A free and independent press in Gabon is still a work in progress, in part because of overzealous sanctions imposed by the media regulator – sanctions that, nonetheless, decreased in 2021.
Many media outlets were created when a multiparty system was restored in 1990. There are now more than 60 print media outlets, of which L'Union, the only national daily, is the most emblematic. Echos du Nord, La Loupe, L'Aube and Le Temps are the most widely read, privately owned weeklies. The online press is growing, and the most visited sites are Gabonreview, Gabon Media Time and Gabonactu. State TV channels such as Gabon Première and Gabon 24 are still very influential despite competition from several privately owned channels.
The tradition of a free and independent press has yet to take hold, including online. The government’s influence is felt at all levels and contributes to self-censorship. Broadcasting is dominated by state media, while allies of the president have created many of the online media and use them to attack those who do not toe the government line. The High Authority for Communication (HAC), the media regulator, lacks independence, with seven of its nine members appointed by the authorities.

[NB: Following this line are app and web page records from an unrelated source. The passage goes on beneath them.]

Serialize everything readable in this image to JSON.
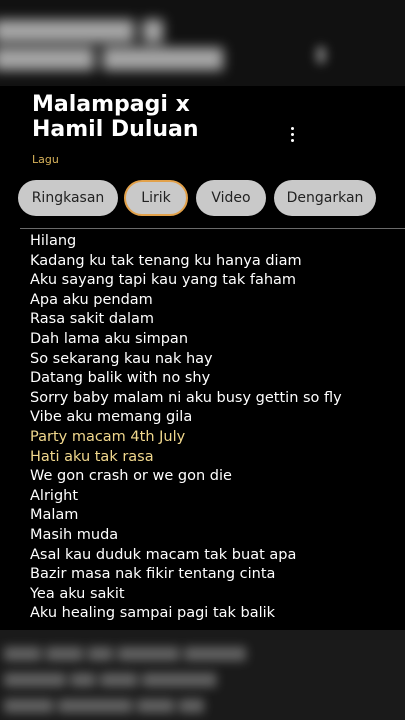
{
  "header": {
    "title_line1": "Malampagi x",
    "title_line2": "Hamil Duluan",
    "subtitle": "Lagu",
    "more_icon": "more-vertical-icon"
  },
  "tabs": [
    {
      "label": "Ringkasan",
      "active": false
    },
    {
      "label": "Lirik",
      "active": true
    },
    {
      "label": "Video",
      "active": false
    },
    {
      "label": "Dengarkan",
      "active": false
    }
  ],
  "lyrics": [
    "Hilang",
    "Kadang ku tak tenang ku hanya diam",
    "Aku sayang tapi kau yang tak faham",
    "Apa aku pendam",
    "Rasa sakit dalam",
    "Dah lama aku simpan",
    "So sekarang kau nak hay",
    "Datang balik with no shy",
    "Sorry baby malam ni aku busy gettin so fly",
    "Vibe aku memang gila",
    "Party macam 4th July",
    "Hati aku tak rasa",
    "We gon crash or we gon die",
    "Alright",
    "Malam",
    "Masih muda",
    "Asal kau duduk macam tak buat apa",
    "Bazir masa nak fikir tentang cinta",
    "Yea aku sakit",
    "Aku healing sampai pagi tak balik"
  ],
  "colors": {
    "accent": "#e2a14a",
    "highlight_lyric": "#f1d88d",
    "chip_bg": "#c9c9c9",
    "subtitle": "#d7b25b"
  }
}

Freedom of expression is enshrined in Gabon’s constitution, and the 2016 communication law abolished prison sentences for press offences. The police nonetheless still summon journalists for questioning under the penal code. Article 55 of the organic law governing the HAC is misapplied in order to allow its president to sanction a media outlet without first calling a meeting of all nine HAC members.
State aid has been distributed more equitably to the print media since 2020, but journalists still face serious financial difficulties. The raw material crisis in 2014 and the pandemic in 2020 ended up bankrupting many media outlets. The advertising market has also shrunk, and advertisers are now abandoning the more outspoken print media, radio stations and TV channels.
Gabonese journalists are still subjected to intimidation attempts, especially through summonses by the security services. Arbitrary arrests are rare, with the notable exception of Bertin Ngoua Edou, a newspaper editor who was detained for four days in 2020 after an article about an alleged corruption case. But arbitrary media suspensions by the HAC have increased in recent years, earning it the nickname of “The Axe.” Its victims have included 7jours infos, an online newspaper suspended for one month in January 2022 for an article questioning the president's ability to manage the country. Independent journalists are barred from official events and have difficulty gaining access to sources.